Not funny, Mom.

Franken-dog is doing well. He had surgery to remove the growth on his leg last Tuesday. On Wednesday, we headed to Fruita for a few days of hiking (and mountain biking for Mark!). In the 5 minutes I left Puck without his cone, he removed one of his stitches. So I spent much of Thursday finding a vet to staple his incision back together. We’ve been here before. You would think I would learn.

Back in CB I decided to take Puck, Frank, Edgar AND Bandit out for a hike. Their humans were all traveling. Alexis pointed out that I was brave. This reminded me of my Grandpa’s saying: “there is a fine line between brave and stupid”.

It was great. I didn’t lose anyone (phew!). And we had so much fun.

Puck, Frank and Bandit are like 3 teenagers. Here’s what usually happens:

Bandit decides she wants to be chased and takes off (she is fast).

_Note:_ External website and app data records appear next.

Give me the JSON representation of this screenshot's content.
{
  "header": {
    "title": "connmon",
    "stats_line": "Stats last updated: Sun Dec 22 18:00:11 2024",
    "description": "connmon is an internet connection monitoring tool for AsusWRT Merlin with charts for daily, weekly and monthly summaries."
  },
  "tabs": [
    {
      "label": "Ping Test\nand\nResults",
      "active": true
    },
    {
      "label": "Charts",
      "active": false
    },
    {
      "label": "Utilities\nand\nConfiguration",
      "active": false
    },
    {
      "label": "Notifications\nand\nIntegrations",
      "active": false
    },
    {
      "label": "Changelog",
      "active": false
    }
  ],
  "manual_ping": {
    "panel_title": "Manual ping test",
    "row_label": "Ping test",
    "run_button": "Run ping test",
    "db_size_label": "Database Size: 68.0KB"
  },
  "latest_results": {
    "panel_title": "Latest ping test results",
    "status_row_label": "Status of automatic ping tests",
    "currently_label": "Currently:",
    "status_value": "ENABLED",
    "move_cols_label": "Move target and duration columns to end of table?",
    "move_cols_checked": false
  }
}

Puck gives chase (he is not fast, but he IS determined).

Frank, who is usually off exploring somewhere, sees the action and is quickly in on the game (he is just as fast as Bandit).

They race round and round, whoever is in the lead (Bandit or Frank) trying to trick the others. Then one of them stops abruptly, and they all crash into each other. Ineffective snarling and baring of teeth ensues. I have learned to just let them sort it out. Occasionally someone can’t let go (ok, it is usually Puck) and I have to separate the three of them with treats. Then they are all friends again.

The kids taking a break

Edgar is the wise old man of the bunch. He usually trots close to me just in case I put my hand in the treat pocket.

Having Puck and his buddies has been really wonderful for me. I may have mentioned that I don’t really love to walk for the sake of walking. But with the dogs in tow, it gives me a reason to be out there.

Being surrounded by a bunch of crazy canines makes any day better.